Exercise:
Your copy should match the records below word for word and contain no pictures.

Data records for software interfaces
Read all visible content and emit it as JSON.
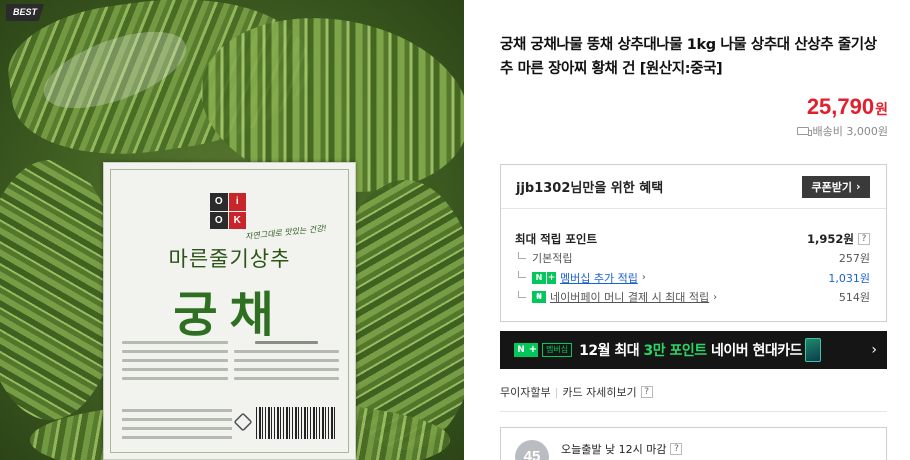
{
  "product_image": {
    "badge": "BEST",
    "logo_letters": [
      "O",
      "i",
      "O",
      "K"
    ],
    "slogan": "자연그대로 맛있는 건강!",
    "package_subname": "마른줄기상추",
    "package_name": "궁채"
  },
  "product": {
    "title": "궁채 궁채나물 뚱채 상추대나물 1kg 나물 상추대 산상추 줄기상추 마른 장아찌 황채 건 [원산지:중국]",
    "price": "25,790",
    "price_unit": "원",
    "shipping": "배송비 3,000원",
    "accent_color": "#e41f2d"
  },
  "benefit": {
    "title": "jjb1302님만을 위한 혜택",
    "coupon_button": "쿠폰받기",
    "max_points_label": "최대 적립 포인트",
    "max_points_value": "1,952원",
    "rows": [
      {
        "label": "기본적립",
        "value": "257원"
      },
      {
        "label": "멤버십 추가 적립",
        "value": "1,031원"
      },
      {
        "label": "네이버페이 머니 결제 시 최대 적립",
        "value": "514원"
      }
    ],
    "help": "?"
  },
  "banner": {
    "badge_n": "N",
    "badge_plus": "+",
    "badge_membership": "멤버십",
    "text_before": "12월 최대 ",
    "text_highlight": "3만 포인트",
    "text_after": " 네이버 현대카드",
    "highlight_color": "#2cd46a"
  },
  "payment": {
    "installment": "무이자할부",
    "card_details": "카드 자세히보기",
    "help": "?"
  },
  "delivery": {
    "logo_text": "45",
    "text": "오늘출발 낮 12시 마감",
    "help": "?"
  }
}
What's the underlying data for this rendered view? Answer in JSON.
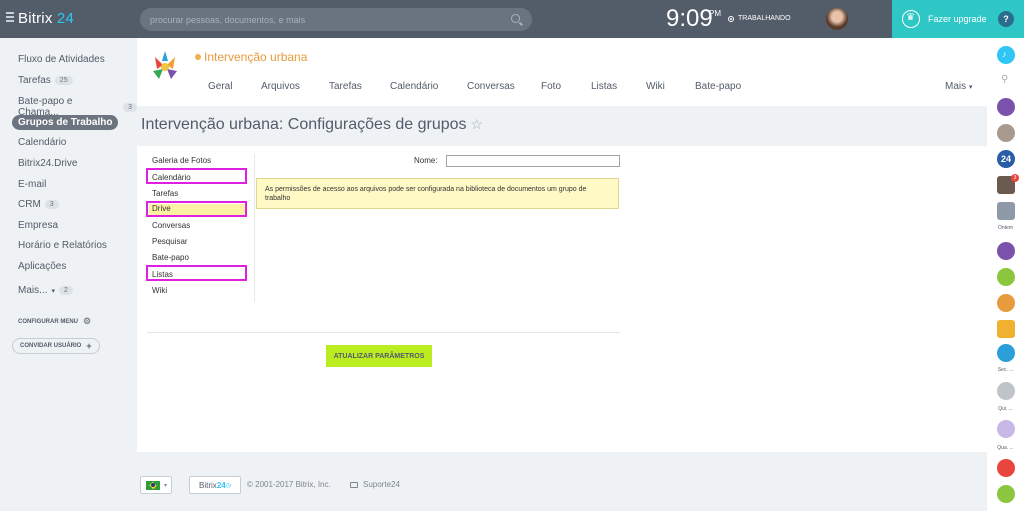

Task response:
Read all visible content and emit it as JSON.
{
  "product_image": {
    "badge": "BEST",
    "logo_letters": [
      "O",
      "i",
      "O",
      "K"
    ],
    "slogan": "자연그대로 맛있는 건강!",
    "package_subname": "마른줄기상추",
    "package_name": "궁채"
  },
  "product": {
    "title": "궁채 궁채나물 뚱채 상추대나물 1kg 나물 상추대 산상추 줄기상추 마른 장아찌 황채 건 [원산지:중국]",
    "price": "25,790",
    "price_unit": "원",
    "shipping": "배송비 3,000원",
    "accent_color": "#e41f2d"
  },
  "benefit": {
    "title": "jjb1302님만을 위한 혜택",
    "coupon_button": "쿠폰받기",
    "max_points_label": "최대 적립 포인트",
    "max_points_value": "1,952원",
    "rows": [
      {
        "label": "기본적립",
        "value": "257원"
      },
      {
        "label": "멤버십 추가 적립",
        "value": "1,031원"
      },
      {
        "label": "네이버페이 머니 결제 시 최대 적립",
        "value": "514원"
      }
    ],
    "help": "?"
  },
  "banner": {
    "badge_n": "N",
    "badge_plus": "+",
    "badge_membership": "멤버십",
    "text_before": "12월 최대 ",
    "text_highlight": "3만 포인트",
    "text_after": " 네이버 현대카드",
    "highlight_color": "#2cd46a"
  },
  "payment": {
    "installment": "무이자할부",
    "card_details": "카드 자세히보기",
    "help": "?"
  },
  "delivery": {
    "logo_text": "45",
    "text": "오늘출발 낮 12시 마감",
    "help": "?"
  }
}
What's the underlying data for this rendered view? Answer in JSON.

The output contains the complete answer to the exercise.